Entries from a dataset of interfaces
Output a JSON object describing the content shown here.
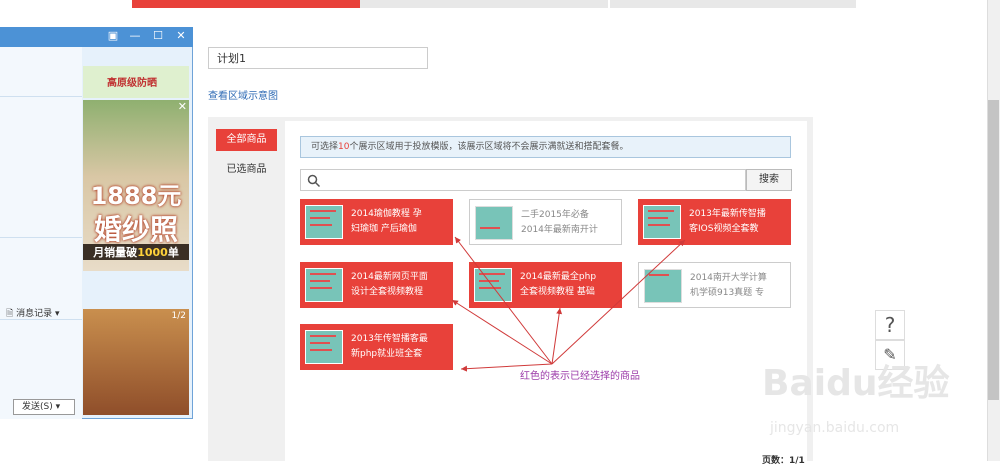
{
  "plan": {
    "name": "计划1"
  },
  "link": {
    "view_area": "查看区域示意图"
  },
  "tabs": {
    "all": "全部商品",
    "selected": "已选商品"
  },
  "notice": {
    "prefix": "可选择",
    "count": "10",
    "suffix": "个展示区域用于投放模版，该展示区域将不会展示满就送和搭配套餐。"
  },
  "search": {
    "button": "搜索",
    "placeholder": ""
  },
  "products": [
    {
      "line1": "2014瑜伽教程 孕",
      "line2": "妇瑜珈 产后瑜伽",
      "selected": true
    },
    {
      "line1": "二手2015年必备",
      "line2": "2014年最新南开计",
      "selected": false
    },
    {
      "line1": "2013年最新传智播",
      "line2": "客IOS视频全套教",
      "selected": true
    },
    {
      "line1": "2014最新网页平面",
      "line2": "设计全套视频教程",
      "selected": true
    },
    {
      "line1": "2014最新最全php",
      "line2": "全套视频教程 基础",
      "selected": true
    },
    {
      "line1": "2014南开大学计算",
      "line2": "机学硕913真题 专",
      "selected": false
    },
    {
      "line1": "2013年传智播客最",
      "line2": "新php就业班全套",
      "selected": true
    }
  ],
  "annotation": "红色的表示已经选择的商品",
  "pager": "页数：1/1",
  "colors": {
    "accent": "#e8413a",
    "annotation": "#9b3aa8",
    "link": "#2f6bb5"
  },
  "qq": {
    "msg_record": "消息记录",
    "send": "发送(S)",
    "ad_top": "高原级防晒",
    "ad_price": "1888元",
    "ad_product": "婚纱照",
    "ad_sales_prefix": "月销量破",
    "ad_sales_num": "1000",
    "ad_sales_suffix": "单",
    "ad_page": "1/2"
  },
  "side_tools": {
    "help_icon": "question-icon",
    "edit_icon": "pencil-icon"
  },
  "watermark": {
    "brand": "Baidu经验",
    "url": "jingyan.baidu.com"
  }
}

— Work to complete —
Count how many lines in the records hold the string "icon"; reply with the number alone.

— Solution to this problem —
2